Teaching Christian teens who they are in Christ can make a huge difference in how they approach life. In Him, we find courage to live out our God-designed uniqueness. We don’t have to live in fear and insecurity.
8. Relationships Truly Matter, So Cultivate Them with Wisdom.
As a teen in a military family, I had lots of acquaintances but developed few close friends, because we always had to move. I was afraid to go deeper and cultivate relationships. On top of that, I failed to understand the importance of godly connections. When we build our lives around—and date—people who don’t love Jesus, they can influence our thinking, beliefs and actions.
I also didn’t understand the beautiful, biblical picture of marriage. I married a committed Christian, but had so much to learn about sacrifice, service and a Christ-honoring marriage. I later discovered the Bible has much to teach us about all kinds of relationships.
I learned helpful lessons from my parents, siblings, teachers, church leaders, godly mentors and Christian books. Practicing the art of listening and having a teachable spirit helped me learn to be more loving, kind, forgiving, loyal and encouraging—the essence of strong relationships. And choosing friends wisely—especially those who stand with me in prayer when I am weak—has proved important at every stage of life.
9. You Will Make Lots of Mistakes, but They Won’t Be Fatal.
I wish I’d known I wasn’t the only one struggling with temptation—and the only one messing up. In my teen years, it would have helped for caring, godly adults to address some of the enslaving issues people face—pornography, sexual temptation, addictive substances, overeating—in a straightforward, non-judgmental way.

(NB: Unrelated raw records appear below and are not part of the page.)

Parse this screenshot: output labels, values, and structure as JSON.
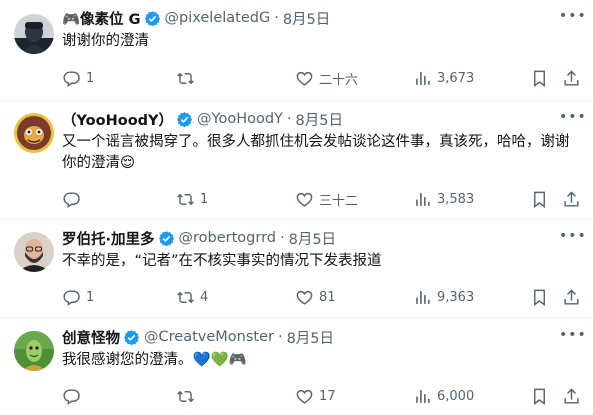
{
  "tweets": [
    {
      "name": "🎮像素位 G",
      "handle": "@pixelelatedG",
      "date": "8月5日",
      "text": "谢谢你的澄清",
      "reply_count": "1",
      "retweet_count": "",
      "like_count": "二十六",
      "view_count": "3,673",
      "verified": true
    },
    {
      "name": "（YooHoodY）",
      "handle": "@YooHoodY",
      "date": "8月5日",
      "text": "又一个谣言被揭穿了。很多人都抓住机会发帖谈论这件事，真该死，哈哈，谢谢你的澄清😌",
      "reply_count": "",
      "retweet_count": "1",
      "like_count": "三十二",
      "view_count": "3,583",
      "verified": true
    },
    {
      "name": "罗伯托·加里多",
      "handle": "@robertogrrd",
      "date": "8月5日",
      "text": "不幸的是，“记者”在不核实事实的情况下发表报道",
      "reply_count": "1",
      "retweet_count": "4",
      "like_count": "81",
      "view_count": "9,363",
      "verified": true
    },
    {
      "name": "创意怪物",
      "handle": "@CreatveMonster",
      "date": "8月5日",
      "text": "我很感谢您的澄清。💙💚🎮",
      "reply_count": "",
      "retweet_count": "",
      "like_count": "17",
      "view_count": "6,000",
      "verified": true
    }
  ],
  "separator": "·",
  "colors": {
    "verified": "#1d9bf0",
    "muted": "#536471",
    "text": "#0f1419",
    "divider": "#eff3f4"
  },
  "icons": [
    "reply-icon",
    "retweet-icon",
    "like-icon",
    "views-icon",
    "bookmark-icon",
    "share-icon",
    "more-icon",
    "verified-badge-icon"
  ]
}
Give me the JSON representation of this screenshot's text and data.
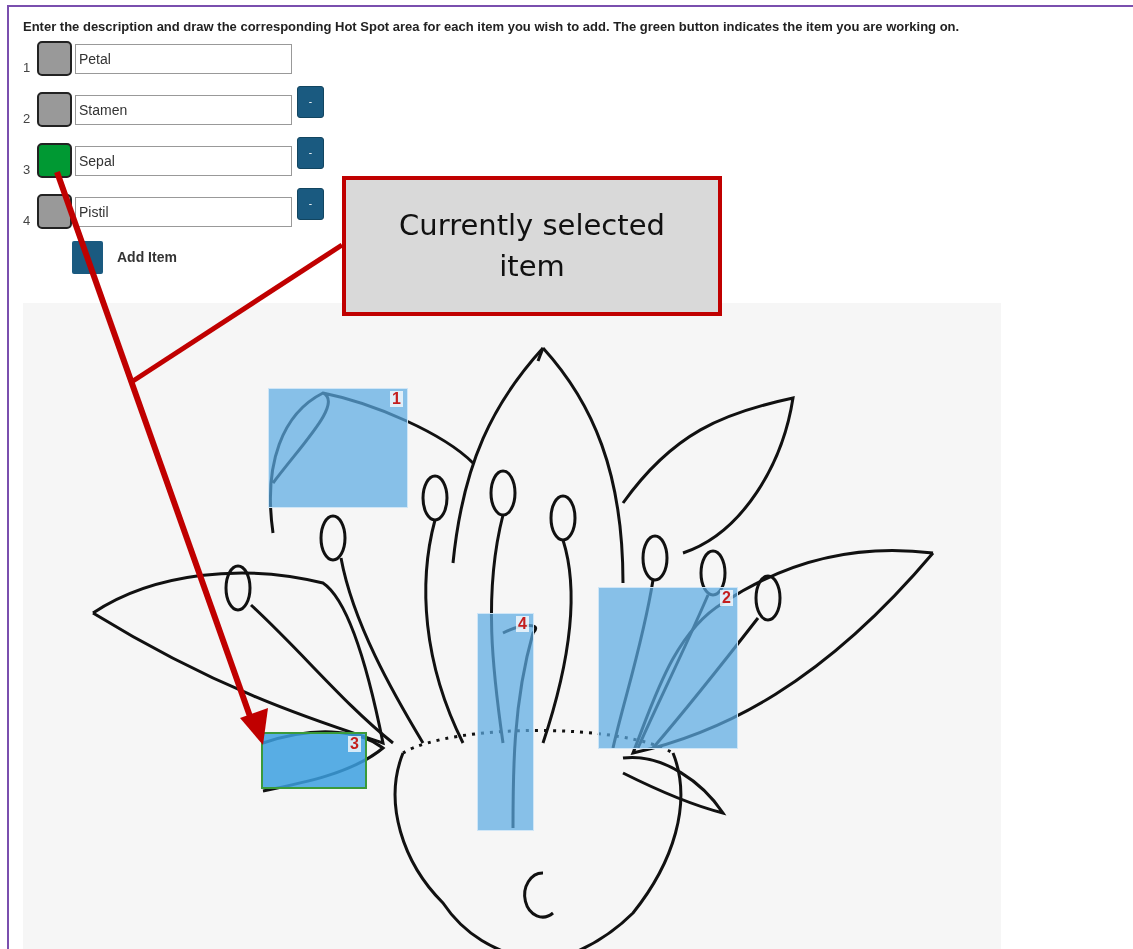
{
  "instruction": "Enter the description and draw the corresponding Hot Spot area for each item you wish to add. The green button indicates the item you are working on.",
  "items": [
    {
      "number": "1",
      "value": "Petal",
      "selected": false,
      "removable": false
    },
    {
      "number": "2",
      "value": "Stamen",
      "selected": false,
      "removable": true,
      "remove_label": "-"
    },
    {
      "number": "3",
      "value": "Sepal",
      "selected": true,
      "removable": true,
      "remove_label": "-"
    },
    {
      "number": "4",
      "value": "Pistil",
      "selected": false,
      "removable": true,
      "remove_label": "-"
    }
  ],
  "add_item": {
    "label": "Add Item"
  },
  "hotspots": [
    {
      "label": "1",
      "selected": false
    },
    {
      "label": "2",
      "selected": false
    },
    {
      "label": "3",
      "selected": true
    },
    {
      "label": "4",
      "selected": false
    }
  ],
  "callout": {
    "text": "Currently selected item"
  }
}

I’ve since learned believers’ mistakes aren’t fatal, because—though there may be some nasty consequences as we reap what we sow—Jesus desires to redeem our wrong choices. Hymn writer John Newton said, “We serve a gracious Master who knows how to overrule even our mistakes to His glory and our own advantage.”
Our sins and mistakes can drive us to cry out to God as we realize without Jesus we can do nothing and there is no hope for change without Him. In Christ, we can survive a broken heart. We can get past the stupid thing we did to impress someone. We can trust God to redeem our choices and make us choice servants for His glory.
10. God Will Open Doors, and He Will Help You to Seize Those Opportunities.
I had lots of dreams as a teen, and my parents encouraged them; but God opened unexpected doors I felt I couldn’t possibly walk through in my own strength and wisdom. Later I learned to go through those doors. We must seize the opportunities the Lord designs for us, because He will enable and empower us as we move forward in faith and obedience.
I’ve learned to prioritize seizing spiritual opportunities first—to seek God and His kingdom and make righteous choices. Only people and God’s Word go with us into eternity, so I need to focus there.
There is nothing we can do to make God love us more, but we can make the kinds of decisions and choose behaviors that please Him. God opens and closes doors for His purposes; and we can trust His Word and the Holy Spirit to guide us. We can know if an “open door” is from Him. We don’t need to worry about “failing,” because God’s definition of success is different than ours. He values obedience and faithfulness.
Dawn Wilson and her husband Bob live in Southern California. They have two married sons and three granddaughters. Dawn assists author and radio host Nancy DeMoss Wolgemuth with research and works with various departments at Revive Our Hearts. She is the founder and director of Heart Choices Today, and also publishes LOL with God and UPGRADE with Dawn and writes for Crosswalk.com. Dawn also travels with her husband in ministry with Pacesetter Global Outreach.